Start of EXCERPTED RECORDS

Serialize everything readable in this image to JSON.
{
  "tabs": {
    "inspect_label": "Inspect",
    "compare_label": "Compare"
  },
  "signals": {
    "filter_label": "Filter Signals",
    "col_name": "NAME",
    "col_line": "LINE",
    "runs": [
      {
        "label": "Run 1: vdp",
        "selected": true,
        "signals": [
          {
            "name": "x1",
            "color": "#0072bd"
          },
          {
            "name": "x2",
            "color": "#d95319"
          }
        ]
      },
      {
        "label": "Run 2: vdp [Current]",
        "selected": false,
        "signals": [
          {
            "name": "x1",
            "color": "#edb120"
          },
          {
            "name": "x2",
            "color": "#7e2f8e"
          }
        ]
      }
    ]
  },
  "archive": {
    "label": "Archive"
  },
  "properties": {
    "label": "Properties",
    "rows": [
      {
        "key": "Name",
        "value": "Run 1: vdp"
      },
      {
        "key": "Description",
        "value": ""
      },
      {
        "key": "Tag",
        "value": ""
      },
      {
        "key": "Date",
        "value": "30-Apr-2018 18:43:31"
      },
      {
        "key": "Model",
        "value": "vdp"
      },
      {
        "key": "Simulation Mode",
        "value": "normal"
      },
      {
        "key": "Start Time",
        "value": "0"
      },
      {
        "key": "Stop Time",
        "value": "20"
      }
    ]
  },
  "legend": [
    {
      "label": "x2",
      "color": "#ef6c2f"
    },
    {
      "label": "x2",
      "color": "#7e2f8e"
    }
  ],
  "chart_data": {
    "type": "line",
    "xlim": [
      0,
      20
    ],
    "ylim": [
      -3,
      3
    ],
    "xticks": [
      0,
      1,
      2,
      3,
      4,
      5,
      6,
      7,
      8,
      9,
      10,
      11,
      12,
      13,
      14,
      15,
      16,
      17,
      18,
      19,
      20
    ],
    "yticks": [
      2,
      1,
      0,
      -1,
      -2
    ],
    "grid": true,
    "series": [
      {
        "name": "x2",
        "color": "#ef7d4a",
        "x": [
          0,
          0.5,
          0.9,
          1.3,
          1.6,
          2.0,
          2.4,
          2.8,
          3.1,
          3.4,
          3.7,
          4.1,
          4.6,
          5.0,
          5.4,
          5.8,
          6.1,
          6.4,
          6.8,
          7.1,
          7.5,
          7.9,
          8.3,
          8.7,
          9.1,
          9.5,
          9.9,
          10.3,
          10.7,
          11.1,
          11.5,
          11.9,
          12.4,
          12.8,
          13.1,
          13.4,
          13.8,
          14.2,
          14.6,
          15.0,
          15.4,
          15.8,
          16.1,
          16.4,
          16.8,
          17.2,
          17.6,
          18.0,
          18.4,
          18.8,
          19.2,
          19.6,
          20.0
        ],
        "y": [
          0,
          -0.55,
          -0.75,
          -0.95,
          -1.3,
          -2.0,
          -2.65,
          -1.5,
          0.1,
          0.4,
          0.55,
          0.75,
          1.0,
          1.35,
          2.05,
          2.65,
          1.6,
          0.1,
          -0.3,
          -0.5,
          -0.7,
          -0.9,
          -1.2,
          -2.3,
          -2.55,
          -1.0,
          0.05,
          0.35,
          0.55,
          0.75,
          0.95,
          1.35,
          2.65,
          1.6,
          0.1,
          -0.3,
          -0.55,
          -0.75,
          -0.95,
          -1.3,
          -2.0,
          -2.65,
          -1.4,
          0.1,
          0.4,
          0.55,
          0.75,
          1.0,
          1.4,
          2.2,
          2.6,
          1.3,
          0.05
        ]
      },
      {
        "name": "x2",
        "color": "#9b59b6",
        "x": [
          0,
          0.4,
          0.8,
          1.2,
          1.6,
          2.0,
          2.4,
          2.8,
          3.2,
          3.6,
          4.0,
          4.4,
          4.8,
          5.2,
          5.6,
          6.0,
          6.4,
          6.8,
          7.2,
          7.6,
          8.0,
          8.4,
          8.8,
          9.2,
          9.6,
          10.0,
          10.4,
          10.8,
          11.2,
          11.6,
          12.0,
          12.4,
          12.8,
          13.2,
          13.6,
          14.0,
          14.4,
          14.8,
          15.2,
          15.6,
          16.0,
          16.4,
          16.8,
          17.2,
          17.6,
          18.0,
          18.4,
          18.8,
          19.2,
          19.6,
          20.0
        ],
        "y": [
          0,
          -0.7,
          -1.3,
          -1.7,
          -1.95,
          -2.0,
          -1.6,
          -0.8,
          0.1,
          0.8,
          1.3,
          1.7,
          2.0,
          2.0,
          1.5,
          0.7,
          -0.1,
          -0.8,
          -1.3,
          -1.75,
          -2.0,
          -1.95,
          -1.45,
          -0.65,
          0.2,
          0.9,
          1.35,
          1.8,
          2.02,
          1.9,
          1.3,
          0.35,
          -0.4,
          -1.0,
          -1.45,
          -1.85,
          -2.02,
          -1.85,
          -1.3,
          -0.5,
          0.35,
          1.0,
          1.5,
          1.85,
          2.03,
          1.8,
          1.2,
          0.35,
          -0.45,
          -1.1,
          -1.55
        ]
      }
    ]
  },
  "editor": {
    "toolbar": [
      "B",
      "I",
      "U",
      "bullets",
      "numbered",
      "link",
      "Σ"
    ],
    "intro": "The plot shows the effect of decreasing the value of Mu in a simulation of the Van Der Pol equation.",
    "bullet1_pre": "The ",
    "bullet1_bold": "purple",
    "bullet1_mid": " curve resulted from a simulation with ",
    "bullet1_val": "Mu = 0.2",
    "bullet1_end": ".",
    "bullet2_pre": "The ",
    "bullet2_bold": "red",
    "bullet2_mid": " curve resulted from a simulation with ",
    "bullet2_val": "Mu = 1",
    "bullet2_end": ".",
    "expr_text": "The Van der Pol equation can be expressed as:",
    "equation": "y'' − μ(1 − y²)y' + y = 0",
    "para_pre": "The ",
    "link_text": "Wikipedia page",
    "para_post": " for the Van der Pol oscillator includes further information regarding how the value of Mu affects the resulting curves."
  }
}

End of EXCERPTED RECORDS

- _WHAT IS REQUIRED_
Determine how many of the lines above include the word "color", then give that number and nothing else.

- _FINAL ANSWER_
8